Work task
Each line below should be restated word for word.

Entries shown
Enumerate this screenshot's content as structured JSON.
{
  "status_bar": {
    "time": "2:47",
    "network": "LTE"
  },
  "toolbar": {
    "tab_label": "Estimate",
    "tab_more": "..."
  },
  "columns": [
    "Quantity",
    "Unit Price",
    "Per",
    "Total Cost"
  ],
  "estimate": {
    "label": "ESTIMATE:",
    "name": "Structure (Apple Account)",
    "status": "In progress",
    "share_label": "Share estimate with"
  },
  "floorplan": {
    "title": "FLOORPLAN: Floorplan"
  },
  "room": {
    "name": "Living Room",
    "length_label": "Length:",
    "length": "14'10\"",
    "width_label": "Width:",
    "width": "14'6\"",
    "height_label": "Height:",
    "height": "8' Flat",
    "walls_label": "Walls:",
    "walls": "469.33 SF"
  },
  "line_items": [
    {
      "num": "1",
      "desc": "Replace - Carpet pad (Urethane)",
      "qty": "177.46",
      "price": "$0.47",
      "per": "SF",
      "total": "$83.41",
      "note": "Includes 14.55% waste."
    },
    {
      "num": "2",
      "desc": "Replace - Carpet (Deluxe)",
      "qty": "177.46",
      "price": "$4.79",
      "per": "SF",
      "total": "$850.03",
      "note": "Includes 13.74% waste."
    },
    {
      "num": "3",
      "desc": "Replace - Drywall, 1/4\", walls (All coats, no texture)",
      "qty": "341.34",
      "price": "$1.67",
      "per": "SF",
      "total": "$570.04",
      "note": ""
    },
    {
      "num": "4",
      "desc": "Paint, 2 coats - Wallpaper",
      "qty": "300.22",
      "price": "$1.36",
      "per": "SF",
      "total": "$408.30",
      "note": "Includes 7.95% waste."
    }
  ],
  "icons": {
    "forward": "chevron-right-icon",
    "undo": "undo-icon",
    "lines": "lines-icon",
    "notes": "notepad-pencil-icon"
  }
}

Response to the task
Enumerate this screenshot's content as structured JSON.
{
  "status_bar": {
    "time": "2:47",
    "network": "LTE"
  },
  "toolbar": {
    "tab_label": "Estimate",
    "tab_more": "..."
  },
  "columns": [
    "Quantity",
    "Unit Price",
    "Per",
    "Total Cost"
  ],
  "estimate": {
    "label": "ESTIMATE:",
    "name": "Structure (Apple Account)",
    "status": "In progress",
    "share_label": "Share estimate with"
  },
  "floorplan": {
    "title": "FLOORPLAN: Floorplan"
  },
  "room": {
    "name": "Living Room",
    "length_label": "Length:",
    "length": "14'10\"",
    "width_label": "Width:",
    "width": "14'6\"",
    "height_label": "Height:",
    "height": "8' Flat",
    "walls_label": "Walls:",
    "walls": "469.33 SF"
  },
  "line_items": [
    {
      "num": "1",
      "desc": "Replace - Carpet pad (Urethane)",
      "qty": "177.46",
      "price": "$0.47",
      "per": "SF",
      "total": "$83.41",
      "note": "Includes 14.55% waste."
    },
    {
      "num": "2",
      "desc": "Replace - Carpet (Deluxe)",
      "qty": "177.46",
      "price": "$4.79",
      "per": "SF",
      "total": "$850.03",
      "note": "Includes 13.74% waste."
    },
    {
      "num": "3",
      "desc": "Replace - Drywall, 1/4\", walls (All coats, no texture)",
      "qty": "341.34",
      "price": "$1.67",
      "per": "SF",
      "total": "$570.04",
      "note": ""
    },
    {
      "num": "4",
      "desc": "Paint, 2 coats - Wallpaper",
      "qty": "300.22",
      "price": "$1.36",
      "per": "SF",
      "total": "$408.30",
      "note": "Includes 7.95% waste."
    }
  ],
  "icons": {
    "forward": "chevron-right-icon",
    "undo": "undo-icon",
    "lines": "lines-icon",
    "notes": "notepad-pencil-icon"
  }
}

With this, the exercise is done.